Problem description: Copy each line from the entries that the word "GBPJPY" appears in.

(Data about app and page elements)
+ + + +

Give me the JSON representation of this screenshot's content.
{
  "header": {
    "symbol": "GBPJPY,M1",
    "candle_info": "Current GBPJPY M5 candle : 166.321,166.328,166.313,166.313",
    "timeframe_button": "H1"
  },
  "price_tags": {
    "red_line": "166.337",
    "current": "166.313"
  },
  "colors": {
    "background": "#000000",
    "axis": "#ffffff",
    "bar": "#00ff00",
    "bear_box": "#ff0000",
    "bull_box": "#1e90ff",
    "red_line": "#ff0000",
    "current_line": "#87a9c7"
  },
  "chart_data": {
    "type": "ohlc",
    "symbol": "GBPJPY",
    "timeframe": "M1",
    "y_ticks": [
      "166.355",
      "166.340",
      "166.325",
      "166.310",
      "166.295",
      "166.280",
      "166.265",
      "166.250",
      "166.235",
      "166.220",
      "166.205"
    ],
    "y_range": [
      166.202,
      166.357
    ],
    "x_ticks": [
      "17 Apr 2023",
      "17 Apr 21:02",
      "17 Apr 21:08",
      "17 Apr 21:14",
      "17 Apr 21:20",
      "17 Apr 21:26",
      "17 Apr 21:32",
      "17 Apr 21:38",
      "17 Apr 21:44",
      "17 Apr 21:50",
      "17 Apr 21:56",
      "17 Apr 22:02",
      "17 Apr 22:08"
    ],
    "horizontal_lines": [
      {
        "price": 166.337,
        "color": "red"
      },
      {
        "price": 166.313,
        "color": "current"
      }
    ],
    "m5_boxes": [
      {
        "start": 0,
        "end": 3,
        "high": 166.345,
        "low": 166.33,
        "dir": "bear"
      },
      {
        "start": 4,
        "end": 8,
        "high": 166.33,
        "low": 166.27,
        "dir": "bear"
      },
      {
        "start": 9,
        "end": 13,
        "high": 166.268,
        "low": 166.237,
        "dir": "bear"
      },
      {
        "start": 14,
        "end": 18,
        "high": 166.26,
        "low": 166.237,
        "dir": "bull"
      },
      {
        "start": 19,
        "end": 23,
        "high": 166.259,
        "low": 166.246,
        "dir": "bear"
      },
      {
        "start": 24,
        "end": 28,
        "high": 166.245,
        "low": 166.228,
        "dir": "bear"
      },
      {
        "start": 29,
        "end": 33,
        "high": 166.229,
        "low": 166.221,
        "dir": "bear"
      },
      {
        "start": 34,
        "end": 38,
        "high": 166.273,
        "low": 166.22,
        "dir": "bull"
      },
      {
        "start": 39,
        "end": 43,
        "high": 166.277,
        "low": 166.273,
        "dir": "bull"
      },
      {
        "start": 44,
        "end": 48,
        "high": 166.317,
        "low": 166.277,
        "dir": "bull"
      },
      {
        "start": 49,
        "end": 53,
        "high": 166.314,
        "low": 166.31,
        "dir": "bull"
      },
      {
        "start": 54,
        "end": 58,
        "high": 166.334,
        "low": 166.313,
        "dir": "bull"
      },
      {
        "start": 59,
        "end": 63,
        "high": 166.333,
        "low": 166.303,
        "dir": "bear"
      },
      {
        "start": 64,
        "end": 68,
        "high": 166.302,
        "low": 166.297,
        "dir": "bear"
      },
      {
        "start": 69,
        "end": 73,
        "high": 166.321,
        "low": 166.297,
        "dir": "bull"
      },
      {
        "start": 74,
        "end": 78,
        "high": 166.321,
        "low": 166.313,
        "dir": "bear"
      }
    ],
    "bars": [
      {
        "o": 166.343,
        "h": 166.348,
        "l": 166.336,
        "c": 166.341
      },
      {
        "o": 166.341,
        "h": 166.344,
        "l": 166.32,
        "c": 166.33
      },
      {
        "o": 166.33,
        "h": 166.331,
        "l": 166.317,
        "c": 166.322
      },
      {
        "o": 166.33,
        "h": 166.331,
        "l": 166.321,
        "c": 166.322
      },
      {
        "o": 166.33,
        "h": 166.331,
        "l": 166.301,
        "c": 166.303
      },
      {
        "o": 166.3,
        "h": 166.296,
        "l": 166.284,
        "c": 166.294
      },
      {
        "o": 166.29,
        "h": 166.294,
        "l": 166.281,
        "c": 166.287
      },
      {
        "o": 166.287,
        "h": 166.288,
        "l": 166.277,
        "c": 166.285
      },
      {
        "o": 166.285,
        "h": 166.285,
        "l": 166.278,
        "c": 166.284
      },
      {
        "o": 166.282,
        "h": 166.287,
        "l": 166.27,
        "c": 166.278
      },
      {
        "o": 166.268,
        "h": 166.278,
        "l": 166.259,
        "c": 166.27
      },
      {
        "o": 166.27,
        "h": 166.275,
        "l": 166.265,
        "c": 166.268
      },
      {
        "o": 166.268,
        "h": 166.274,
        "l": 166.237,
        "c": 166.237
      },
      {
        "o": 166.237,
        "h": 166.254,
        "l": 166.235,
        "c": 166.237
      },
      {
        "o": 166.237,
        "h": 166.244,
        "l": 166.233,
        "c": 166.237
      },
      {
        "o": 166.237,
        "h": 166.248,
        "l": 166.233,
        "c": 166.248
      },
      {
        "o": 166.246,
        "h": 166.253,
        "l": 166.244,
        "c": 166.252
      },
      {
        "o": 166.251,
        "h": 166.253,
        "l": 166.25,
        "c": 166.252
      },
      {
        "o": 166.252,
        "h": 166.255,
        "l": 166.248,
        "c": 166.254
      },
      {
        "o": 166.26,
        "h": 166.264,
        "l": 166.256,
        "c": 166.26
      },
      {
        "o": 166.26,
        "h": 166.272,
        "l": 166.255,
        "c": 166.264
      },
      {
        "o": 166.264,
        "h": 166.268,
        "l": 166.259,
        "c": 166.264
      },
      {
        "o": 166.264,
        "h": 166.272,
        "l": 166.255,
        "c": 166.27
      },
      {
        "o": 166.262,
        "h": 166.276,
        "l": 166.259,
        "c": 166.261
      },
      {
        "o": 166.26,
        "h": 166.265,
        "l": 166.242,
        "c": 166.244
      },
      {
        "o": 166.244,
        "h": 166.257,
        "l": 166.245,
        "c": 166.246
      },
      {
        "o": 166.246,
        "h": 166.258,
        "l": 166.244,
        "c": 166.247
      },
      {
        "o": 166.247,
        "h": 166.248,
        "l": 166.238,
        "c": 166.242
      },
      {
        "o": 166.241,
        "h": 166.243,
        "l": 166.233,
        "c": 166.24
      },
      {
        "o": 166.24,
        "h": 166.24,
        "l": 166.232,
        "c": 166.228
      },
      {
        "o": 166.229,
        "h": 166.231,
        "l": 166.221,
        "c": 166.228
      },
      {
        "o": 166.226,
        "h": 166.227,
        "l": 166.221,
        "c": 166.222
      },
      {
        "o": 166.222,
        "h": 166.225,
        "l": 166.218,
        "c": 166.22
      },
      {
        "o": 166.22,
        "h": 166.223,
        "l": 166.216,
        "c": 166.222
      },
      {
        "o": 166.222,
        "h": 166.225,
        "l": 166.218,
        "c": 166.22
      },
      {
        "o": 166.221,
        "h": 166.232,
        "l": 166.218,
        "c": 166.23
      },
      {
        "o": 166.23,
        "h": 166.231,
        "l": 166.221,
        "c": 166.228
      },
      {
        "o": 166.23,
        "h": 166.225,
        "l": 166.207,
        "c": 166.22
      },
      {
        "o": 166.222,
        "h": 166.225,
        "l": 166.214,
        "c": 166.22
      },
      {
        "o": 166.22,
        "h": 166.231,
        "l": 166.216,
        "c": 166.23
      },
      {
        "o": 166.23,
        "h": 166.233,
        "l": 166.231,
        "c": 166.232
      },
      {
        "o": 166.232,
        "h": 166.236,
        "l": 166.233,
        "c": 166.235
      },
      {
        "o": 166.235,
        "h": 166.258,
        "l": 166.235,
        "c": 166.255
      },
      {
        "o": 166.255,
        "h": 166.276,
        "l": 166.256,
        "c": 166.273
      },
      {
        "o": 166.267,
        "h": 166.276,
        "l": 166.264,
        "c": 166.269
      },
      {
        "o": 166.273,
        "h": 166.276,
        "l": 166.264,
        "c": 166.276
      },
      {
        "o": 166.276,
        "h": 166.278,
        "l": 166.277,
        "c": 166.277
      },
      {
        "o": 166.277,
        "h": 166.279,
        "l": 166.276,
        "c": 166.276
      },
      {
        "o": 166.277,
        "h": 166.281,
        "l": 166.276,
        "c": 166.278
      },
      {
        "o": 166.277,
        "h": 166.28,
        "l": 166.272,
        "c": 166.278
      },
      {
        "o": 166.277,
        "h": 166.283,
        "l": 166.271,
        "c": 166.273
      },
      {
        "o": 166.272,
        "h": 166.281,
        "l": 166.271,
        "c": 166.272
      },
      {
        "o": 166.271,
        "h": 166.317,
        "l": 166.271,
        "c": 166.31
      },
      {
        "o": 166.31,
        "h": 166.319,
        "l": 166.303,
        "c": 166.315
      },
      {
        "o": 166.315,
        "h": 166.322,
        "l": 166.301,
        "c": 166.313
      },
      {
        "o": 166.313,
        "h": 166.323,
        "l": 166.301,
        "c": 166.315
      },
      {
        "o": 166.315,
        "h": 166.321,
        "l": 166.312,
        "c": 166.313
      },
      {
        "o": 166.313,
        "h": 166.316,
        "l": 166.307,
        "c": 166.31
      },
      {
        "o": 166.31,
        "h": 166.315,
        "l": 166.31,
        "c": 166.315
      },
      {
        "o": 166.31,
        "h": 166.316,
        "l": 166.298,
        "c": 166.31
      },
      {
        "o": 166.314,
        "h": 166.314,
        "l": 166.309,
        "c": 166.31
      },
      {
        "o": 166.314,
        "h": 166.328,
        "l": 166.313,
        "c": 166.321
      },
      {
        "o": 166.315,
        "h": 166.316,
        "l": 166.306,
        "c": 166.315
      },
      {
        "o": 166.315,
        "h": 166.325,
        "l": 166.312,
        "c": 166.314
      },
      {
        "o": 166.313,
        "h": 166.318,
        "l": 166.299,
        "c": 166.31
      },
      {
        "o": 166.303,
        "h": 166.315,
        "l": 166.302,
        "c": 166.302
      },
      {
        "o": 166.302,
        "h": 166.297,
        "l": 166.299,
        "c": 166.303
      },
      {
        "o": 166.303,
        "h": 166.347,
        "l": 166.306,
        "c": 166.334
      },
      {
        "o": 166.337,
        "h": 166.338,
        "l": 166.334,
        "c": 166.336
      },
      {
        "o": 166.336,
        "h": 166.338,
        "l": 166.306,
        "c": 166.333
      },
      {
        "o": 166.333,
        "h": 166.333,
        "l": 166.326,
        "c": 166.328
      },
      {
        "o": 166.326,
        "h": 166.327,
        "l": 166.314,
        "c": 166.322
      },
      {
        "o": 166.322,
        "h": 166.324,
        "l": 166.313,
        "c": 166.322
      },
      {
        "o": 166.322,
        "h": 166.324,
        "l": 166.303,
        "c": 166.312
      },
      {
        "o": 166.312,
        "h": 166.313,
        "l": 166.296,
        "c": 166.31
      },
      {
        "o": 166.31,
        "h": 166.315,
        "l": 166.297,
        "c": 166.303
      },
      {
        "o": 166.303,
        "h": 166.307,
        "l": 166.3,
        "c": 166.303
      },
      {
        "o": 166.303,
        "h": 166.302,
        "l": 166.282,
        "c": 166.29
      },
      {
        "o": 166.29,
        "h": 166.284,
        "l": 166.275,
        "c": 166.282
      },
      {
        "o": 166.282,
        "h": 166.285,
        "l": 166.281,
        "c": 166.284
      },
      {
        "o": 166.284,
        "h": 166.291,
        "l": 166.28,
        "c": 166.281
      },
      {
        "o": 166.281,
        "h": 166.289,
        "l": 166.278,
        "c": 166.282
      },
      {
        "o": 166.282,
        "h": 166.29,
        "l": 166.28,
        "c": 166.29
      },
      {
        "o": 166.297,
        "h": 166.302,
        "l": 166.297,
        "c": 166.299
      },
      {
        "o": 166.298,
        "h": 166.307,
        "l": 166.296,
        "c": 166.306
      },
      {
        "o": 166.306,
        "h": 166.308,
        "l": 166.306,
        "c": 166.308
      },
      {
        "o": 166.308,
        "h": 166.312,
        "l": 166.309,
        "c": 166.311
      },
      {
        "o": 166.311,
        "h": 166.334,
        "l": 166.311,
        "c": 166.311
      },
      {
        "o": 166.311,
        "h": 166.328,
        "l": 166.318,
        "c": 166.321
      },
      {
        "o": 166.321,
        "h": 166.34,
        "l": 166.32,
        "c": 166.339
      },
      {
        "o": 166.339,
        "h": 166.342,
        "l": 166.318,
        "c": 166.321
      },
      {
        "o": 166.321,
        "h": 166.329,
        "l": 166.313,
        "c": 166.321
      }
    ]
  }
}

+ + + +

Your response:
    "symbol": "GBPJPY,M1",
    "candle_info": "Current GBPJPY M5 candle : 166.321,166.328,166.313,166.313",
    "symbol": "GBPJPY",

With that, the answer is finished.